Physics Stack Exchange is a question and answer site for active researchers, academics and students of physics. It's 100% free.

Thermodynamic Entropy Variation is defined as $$\Delta S = \int_i^f \frac{dQ}{T},$$

where $i$ and $f$ are the initial and final states of the process.

My question is: does this equation apply to quasi-static irreversible processes, or only to reversible processes?

Obviously, it does not apply to processes that go through non-equilibrium states, since Temperature (or any state variable) is not even well defined in these states. But I'm unsure of whether it applies to irreversible processes that are quasi-static (and therefore don't go through non-equilibrium states).
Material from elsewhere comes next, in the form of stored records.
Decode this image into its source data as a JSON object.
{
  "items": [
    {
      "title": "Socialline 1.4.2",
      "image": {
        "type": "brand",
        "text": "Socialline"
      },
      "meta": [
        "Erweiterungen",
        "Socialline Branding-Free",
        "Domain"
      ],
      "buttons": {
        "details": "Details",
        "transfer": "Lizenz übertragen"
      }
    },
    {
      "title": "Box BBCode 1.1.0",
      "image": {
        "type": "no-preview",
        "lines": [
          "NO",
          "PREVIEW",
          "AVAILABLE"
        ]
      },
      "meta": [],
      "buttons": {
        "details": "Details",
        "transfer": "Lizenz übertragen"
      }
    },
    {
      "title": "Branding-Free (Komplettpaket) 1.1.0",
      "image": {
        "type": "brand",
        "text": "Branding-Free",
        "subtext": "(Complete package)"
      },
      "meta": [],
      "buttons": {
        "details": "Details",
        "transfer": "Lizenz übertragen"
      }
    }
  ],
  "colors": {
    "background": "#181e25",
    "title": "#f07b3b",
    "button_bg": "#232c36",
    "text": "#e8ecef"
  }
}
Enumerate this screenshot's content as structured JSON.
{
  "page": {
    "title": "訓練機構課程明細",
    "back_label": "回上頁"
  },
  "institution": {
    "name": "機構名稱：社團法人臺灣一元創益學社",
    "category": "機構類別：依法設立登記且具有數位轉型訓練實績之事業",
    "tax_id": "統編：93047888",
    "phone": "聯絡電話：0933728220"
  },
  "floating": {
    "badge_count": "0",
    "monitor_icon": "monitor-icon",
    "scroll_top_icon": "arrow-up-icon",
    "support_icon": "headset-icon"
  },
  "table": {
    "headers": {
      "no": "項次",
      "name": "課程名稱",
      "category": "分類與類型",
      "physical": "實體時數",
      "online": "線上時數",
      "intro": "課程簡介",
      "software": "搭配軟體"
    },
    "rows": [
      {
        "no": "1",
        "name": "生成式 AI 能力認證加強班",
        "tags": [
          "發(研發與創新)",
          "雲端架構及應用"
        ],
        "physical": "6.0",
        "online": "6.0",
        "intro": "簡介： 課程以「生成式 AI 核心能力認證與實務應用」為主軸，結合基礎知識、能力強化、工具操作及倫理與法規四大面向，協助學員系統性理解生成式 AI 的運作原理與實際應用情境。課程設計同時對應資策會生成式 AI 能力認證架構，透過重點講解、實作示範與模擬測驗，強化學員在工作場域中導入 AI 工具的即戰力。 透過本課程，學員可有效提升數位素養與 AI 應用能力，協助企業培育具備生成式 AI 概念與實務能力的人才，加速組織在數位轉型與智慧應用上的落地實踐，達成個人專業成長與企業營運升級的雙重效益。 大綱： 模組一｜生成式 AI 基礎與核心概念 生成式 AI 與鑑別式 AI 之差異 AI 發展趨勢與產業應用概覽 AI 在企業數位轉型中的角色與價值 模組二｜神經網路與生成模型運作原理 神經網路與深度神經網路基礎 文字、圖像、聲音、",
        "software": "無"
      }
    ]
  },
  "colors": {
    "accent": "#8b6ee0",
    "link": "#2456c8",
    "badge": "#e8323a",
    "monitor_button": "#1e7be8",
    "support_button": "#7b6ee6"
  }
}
share|cite|improve this question

2 Answers 2

up vote 3 down vote accepted

1) Irreversible processes are the ones, which by definition increase the entropy. And the increase, similarly to non-equilibrium cases, is added to the reversible $\mathrm{d} S$. Hence, for all irreversible processes: $\delta S > \dfrac{\delta Q}{T}$

2) For at least some non-equilibrium cases thermodynamic variables like $T$ actually may well be defined, but for example only locally, or separately for different chemical species etc. Consider a chemical reaction, which goes quasi-statically, is not in equilibrium, hence produces entropy additional entropy and hence is irreversible.

share|cite|improve this answer

The equation is only valid for quasistatic processes, though entropy change is defined for irreversible processes (it's a state function)

I personally have been taught physics from a pure reveraible point of view--where all processes are implied to be reversible. I'm not sure, but I think that this view is carried on throughout physics. In chemistry, on the other hand, I was taught both reversible and irreversible processes, so the chem equation I know is: $$\Delta S = \int_i^f \frac{\rm dq_{rev}}{T}$$ and sometimes $$\Delta S = \int_i^f \frac{q_{rev}}{T}$$ The $q$ is lowercase because it's a path function(convention in chem), and it's not really a differential in one of the equations because $q$ and $\rm dq$ are used interchangeably.

Edit: Realized that I missed the 'ir' in quasistatic irreversible :/

No, the equation will not hold--as entropy is a state function, while q is a path function. You must carry out the process $i \to f$ in a reversible manner. Otherwise you could potentially get two values for entropy.

share|cite|improve this answer

Your Answer


By posting your answer, you agree to the privacy policy and terms of service.

Not the answer you're looking for? Browse other questions tagged or ask your own question.